- DESCRIPTION OF THE TASK -
Word for word, print out all of the data, omitting every image.

>>>

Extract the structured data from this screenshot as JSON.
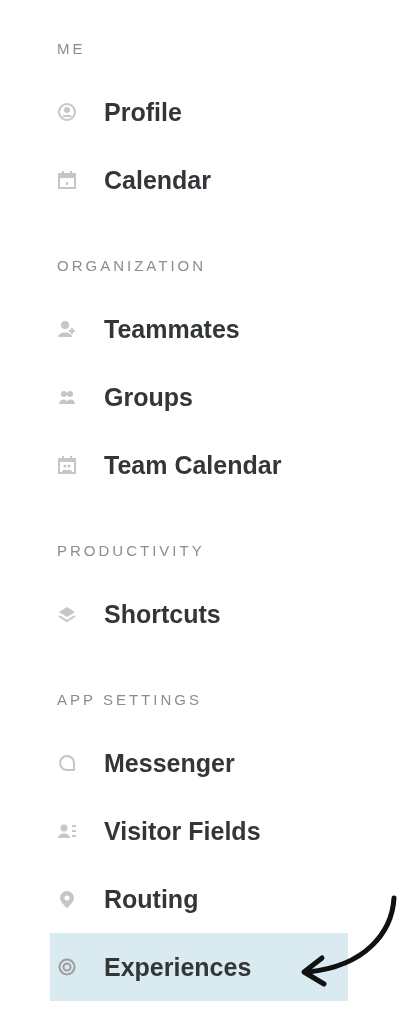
{
  "sections": [
    {
      "title": "ME",
      "items": [
        {
          "label": "Profile",
          "selected": false
        },
        {
          "label": "Calendar",
          "selected": false
        }
      ]
    },
    {
      "title": "ORGANIZATION",
      "items": [
        {
          "label": "Teammates",
          "selected": false
        },
        {
          "label": "Groups",
          "selected": false
        },
        {
          "label": "Team Calendar",
          "selected": false
        }
      ]
    },
    {
      "title": "PRODUCTIVITY",
      "items": [
        {
          "label": "Shortcuts",
          "selected": false
        }
      ]
    },
    {
      "title": "APP SETTINGS",
      "items": [
        {
          "label": "Messenger",
          "selected": false
        },
        {
          "label": "Visitor Fields",
          "selected": false
        },
        {
          "label": "Routing",
          "selected": false
        },
        {
          "label": "Experiences",
          "selected": true
        }
      ]
    }
  ]
}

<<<

- RESULT OF THIS EXERCISE -
Extract the structured data from this screenshot as JSON.
{
  "sections": [
    {
      "title": "ME",
      "items": [
        {
          "label": "Profile",
          "selected": false
        },
        {
          "label": "Calendar",
          "selected": false
        }
      ]
    },
    {
      "title": "ORGANIZATION",
      "items": [
        {
          "label": "Teammates",
          "selected": false
        },
        {
          "label": "Groups",
          "selected": false
        },
        {
          "label": "Team Calendar",
          "selected": false
        }
      ]
    },
    {
      "title": "PRODUCTIVITY",
      "items": [
        {
          "label": "Shortcuts",
          "selected": false
        }
      ]
    },
    {
      "title": "APP SETTINGS",
      "items": [
        {
          "label": "Messenger",
          "selected": false
        },
        {
          "label": "Visitor Fields",
          "selected": false
        },
        {
          "label": "Routing",
          "selected": false
        },
        {
          "label": "Experiences",
          "selected": true
        }
      ]
    }
  ]
}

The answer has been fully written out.